PROBLEM STATEMENT: The answer is an exact repetition of every entry, with all images left out.

EXTRACTED ENTRIES:

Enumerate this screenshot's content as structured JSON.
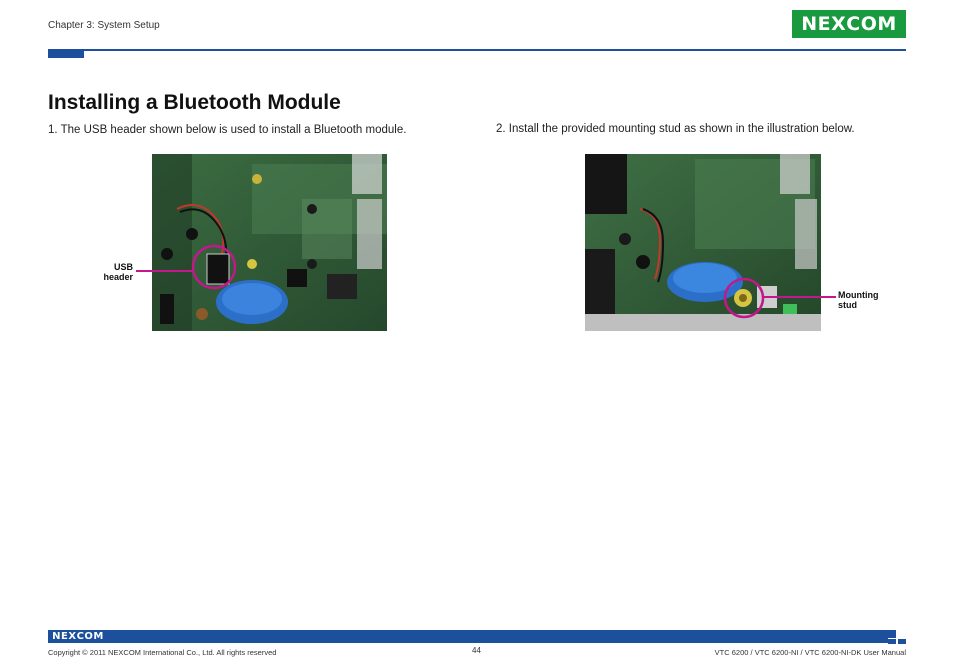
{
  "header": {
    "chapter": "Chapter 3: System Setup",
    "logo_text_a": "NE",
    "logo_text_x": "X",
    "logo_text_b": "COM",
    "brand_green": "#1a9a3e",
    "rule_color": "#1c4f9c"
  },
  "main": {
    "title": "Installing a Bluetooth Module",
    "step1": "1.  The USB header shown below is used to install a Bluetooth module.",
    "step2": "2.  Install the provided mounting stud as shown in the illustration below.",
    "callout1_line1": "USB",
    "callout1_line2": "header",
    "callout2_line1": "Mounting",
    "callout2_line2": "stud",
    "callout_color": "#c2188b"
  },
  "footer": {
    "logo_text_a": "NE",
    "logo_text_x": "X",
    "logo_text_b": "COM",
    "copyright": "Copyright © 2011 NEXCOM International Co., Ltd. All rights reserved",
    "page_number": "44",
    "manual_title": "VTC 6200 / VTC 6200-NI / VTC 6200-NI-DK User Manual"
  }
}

WRITTEN ANSWER:
Enumerate this screenshot's content as structured JSON.
{
  "header": {
    "chapter": "Chapter 3: System Setup",
    "logo_text_a": "NE",
    "logo_text_x": "X",
    "logo_text_b": "COM",
    "brand_green": "#1a9a3e",
    "rule_color": "#1c4f9c"
  },
  "main": {
    "title": "Installing a Bluetooth Module",
    "step1": "1.  The USB header shown below is used to install a Bluetooth module.",
    "step2": "2.  Install the provided mounting stud as shown in the illustration below.",
    "callout1_line1": "USB",
    "callout1_line2": "header",
    "callout2_line1": "Mounting",
    "callout2_line2": "stud",
    "callout_color": "#c2188b"
  },
  "footer": {
    "logo_text_a": "NE",
    "logo_text_x": "X",
    "logo_text_b": "COM",
    "copyright": "Copyright © 2011 NEXCOM International Co., Ltd. All rights reserved",
    "page_number": "44",
    "manual_title": "VTC 6200 / VTC 6200-NI / VTC 6200-NI-DK User Manual"
  }
}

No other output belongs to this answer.